updated 11:25 pm EST, Thu February 9, 2012
Joint venture accused of hypocrisy
Vevo, a joint venture owned by several major music labels, has been accused of streaming a pirated NFL game at an event the company hosted during the Sundance Film Festival. Attendees were reportedly able to watch a football playoff game featuring the Patriots versus the Ravens, however the video feed was being illegally streamed from the Spanish site TuTele.tv via sports stream aggregator Frontrow.tv.
A TechCrunch reporter who attended the event noticed that the stream appeared to be a pirated version, originating from the UK-based TV station ESPN America. Follow-up communication with ESPN is said to have confirmed that neither TuTele nor Frontrow had established licensing rights to legally stream the game.
The accusation is viewed as evidence of hypocrisy from Vevo, which licenses EMI content and is directly controlled by Sony Music Entertainment, Universal Music Group and Abu Dhabi Media. The major labels are also the biggest players behind the RIAA, which has fought for tough laws to prevent the same types of piracy that were allegedly witnessed at the Vevo event.
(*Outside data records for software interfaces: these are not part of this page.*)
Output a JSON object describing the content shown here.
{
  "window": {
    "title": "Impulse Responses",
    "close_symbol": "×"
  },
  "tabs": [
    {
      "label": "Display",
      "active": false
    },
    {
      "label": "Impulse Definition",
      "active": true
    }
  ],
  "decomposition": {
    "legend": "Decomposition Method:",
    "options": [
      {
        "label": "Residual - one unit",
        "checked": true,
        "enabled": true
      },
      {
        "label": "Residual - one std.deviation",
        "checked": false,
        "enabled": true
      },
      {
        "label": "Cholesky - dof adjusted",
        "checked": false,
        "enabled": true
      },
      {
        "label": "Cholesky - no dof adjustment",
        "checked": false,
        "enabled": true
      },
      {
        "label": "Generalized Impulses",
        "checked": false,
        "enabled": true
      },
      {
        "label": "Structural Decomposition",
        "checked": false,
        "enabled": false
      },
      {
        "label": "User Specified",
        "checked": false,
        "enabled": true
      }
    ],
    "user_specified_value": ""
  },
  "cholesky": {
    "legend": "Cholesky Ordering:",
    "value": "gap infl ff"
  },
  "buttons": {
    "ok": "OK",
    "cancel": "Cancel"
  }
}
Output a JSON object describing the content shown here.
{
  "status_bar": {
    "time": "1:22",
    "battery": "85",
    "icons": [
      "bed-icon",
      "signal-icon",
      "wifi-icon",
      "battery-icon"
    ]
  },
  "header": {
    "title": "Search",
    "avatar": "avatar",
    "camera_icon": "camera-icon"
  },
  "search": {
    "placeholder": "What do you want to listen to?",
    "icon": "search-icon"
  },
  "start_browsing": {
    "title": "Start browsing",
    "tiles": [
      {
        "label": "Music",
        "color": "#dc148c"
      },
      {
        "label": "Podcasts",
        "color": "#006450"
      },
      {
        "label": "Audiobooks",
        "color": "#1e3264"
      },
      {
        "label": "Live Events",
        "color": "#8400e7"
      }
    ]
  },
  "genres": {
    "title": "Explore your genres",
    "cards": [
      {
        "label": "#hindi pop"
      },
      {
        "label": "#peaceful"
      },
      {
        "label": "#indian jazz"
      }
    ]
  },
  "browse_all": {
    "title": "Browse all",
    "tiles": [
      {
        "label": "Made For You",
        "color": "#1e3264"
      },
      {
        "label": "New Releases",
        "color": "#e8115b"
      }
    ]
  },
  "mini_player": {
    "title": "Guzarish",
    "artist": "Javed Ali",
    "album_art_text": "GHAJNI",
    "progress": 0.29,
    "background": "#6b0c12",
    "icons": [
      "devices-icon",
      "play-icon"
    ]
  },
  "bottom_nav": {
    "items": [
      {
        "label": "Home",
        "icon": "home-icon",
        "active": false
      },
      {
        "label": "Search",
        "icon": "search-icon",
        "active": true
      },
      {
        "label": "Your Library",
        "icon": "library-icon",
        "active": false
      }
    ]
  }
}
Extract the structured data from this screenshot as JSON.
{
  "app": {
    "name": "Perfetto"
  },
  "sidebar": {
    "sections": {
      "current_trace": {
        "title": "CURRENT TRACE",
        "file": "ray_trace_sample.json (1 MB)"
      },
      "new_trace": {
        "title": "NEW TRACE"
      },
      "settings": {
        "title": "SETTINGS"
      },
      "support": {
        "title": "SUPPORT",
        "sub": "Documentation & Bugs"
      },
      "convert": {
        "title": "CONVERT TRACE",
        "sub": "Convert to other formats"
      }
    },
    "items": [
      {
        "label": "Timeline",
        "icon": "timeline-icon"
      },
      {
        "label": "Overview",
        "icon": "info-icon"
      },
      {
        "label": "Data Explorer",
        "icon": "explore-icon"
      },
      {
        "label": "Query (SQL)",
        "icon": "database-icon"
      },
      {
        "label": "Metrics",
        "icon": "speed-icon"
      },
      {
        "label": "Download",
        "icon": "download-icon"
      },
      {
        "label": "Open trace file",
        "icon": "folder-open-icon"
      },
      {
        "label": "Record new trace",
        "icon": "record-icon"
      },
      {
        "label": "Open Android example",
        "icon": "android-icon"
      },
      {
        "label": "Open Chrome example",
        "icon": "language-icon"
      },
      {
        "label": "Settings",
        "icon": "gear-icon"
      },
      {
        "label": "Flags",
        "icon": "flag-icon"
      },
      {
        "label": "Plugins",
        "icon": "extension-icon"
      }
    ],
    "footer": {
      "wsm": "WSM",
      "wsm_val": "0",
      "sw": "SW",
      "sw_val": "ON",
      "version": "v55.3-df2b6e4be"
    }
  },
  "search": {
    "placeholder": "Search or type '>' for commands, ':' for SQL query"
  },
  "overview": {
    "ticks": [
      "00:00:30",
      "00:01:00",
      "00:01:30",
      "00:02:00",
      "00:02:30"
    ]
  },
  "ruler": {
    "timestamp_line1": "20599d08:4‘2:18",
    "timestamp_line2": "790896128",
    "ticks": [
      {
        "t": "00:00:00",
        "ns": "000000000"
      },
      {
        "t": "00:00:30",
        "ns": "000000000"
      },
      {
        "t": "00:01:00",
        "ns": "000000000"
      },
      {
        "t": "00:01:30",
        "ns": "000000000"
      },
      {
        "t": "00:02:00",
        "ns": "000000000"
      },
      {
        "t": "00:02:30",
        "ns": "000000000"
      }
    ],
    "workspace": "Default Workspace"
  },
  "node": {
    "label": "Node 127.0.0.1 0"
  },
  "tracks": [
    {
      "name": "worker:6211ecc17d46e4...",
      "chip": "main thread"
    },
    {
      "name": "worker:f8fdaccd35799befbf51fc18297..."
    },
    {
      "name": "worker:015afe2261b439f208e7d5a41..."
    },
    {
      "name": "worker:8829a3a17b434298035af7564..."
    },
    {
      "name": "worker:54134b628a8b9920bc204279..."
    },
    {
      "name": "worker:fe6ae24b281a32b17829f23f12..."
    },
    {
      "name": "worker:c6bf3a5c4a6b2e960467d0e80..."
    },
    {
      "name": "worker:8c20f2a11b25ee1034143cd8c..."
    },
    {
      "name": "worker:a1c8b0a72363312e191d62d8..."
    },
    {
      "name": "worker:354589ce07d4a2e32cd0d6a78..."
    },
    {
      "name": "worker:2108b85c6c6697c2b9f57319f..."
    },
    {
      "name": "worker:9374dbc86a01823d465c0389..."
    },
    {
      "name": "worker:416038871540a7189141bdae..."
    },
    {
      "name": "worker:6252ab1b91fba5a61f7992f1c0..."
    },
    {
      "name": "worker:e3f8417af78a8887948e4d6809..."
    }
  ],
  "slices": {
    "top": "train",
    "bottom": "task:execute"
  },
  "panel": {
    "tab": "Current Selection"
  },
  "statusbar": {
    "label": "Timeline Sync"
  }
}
Vevo attempted to dismiss the accusations, arguing that the event was organized by creative agency Continuum Entertainment and involved the participation of several other companies. ESPN has yet to respond to TechCrunch inquiries regarding potential legal action against the companies.